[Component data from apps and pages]
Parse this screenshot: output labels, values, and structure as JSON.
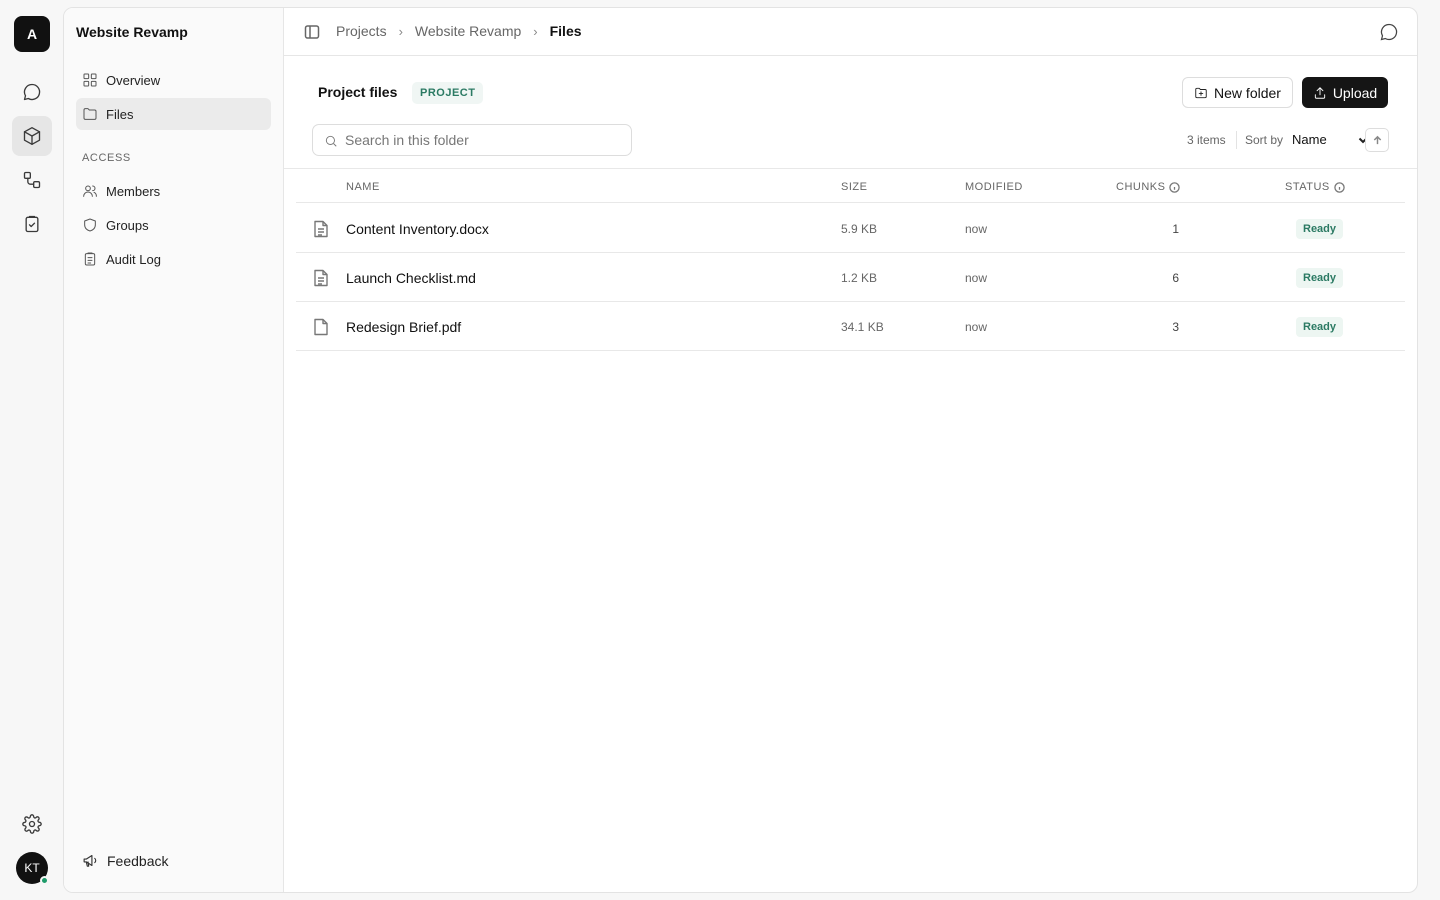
{
  "app": {
    "logo_letter": "A",
    "user_initials": "KT"
  },
  "rail": [
    "chat-icon",
    "package-icon",
    "workflow-icon",
    "clipboard-check-icon"
  ],
  "sidebar": {
    "project_title": "Website Revamp",
    "items": [
      {
        "label": "Overview",
        "icon": "grid-icon"
      },
      {
        "label": "Files",
        "icon": "folder-icon",
        "active": true
      }
    ],
    "access_title": "ACCESS",
    "access_items": [
      {
        "label": "Members",
        "icon": "users-icon"
      },
      {
        "label": "Groups",
        "icon": "shield-icon"
      },
      {
        "label": "Audit Log",
        "icon": "clipboard-icon"
      }
    ],
    "feedback_label": "Feedback"
  },
  "breadcrumb": [
    "Projects",
    "Website Revamp",
    "Files"
  ],
  "header": {
    "title": "Project files",
    "badge": "PROJECT",
    "new_folder_label": "New folder",
    "upload_label": "Upload"
  },
  "search": {
    "placeholder": "Search in this folder",
    "value": ""
  },
  "toolbar": {
    "items_count": "3 items",
    "sort_label": "Sort by",
    "sort_value": "Name"
  },
  "table": {
    "columns": {
      "name": "NAME",
      "size": "SIZE",
      "modified": "MODIFIED",
      "chunks": "CHUNKS",
      "status": "STATUS"
    },
    "rows": [
      {
        "name": "Content Inventory.docx",
        "size": "5.9 KB",
        "modified": "now",
        "chunks": "1",
        "status": "Ready"
      },
      {
        "name": "Launch Checklist.md",
        "size": "1.2 KB",
        "modified": "now",
        "chunks": "6",
        "status": "Ready"
      },
      {
        "name": "Redesign Brief.pdf",
        "size": "34.1 KB",
        "modified": "now",
        "chunks": "3",
        "status": "Ready"
      }
    ]
  },
  "colors": {
    "accent": "#2b7a63",
    "dark": "#151515"
  }
}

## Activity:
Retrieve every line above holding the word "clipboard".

## Exercise answer:
    "clipboard-check-icon"
        "icon": "clipboard-icon"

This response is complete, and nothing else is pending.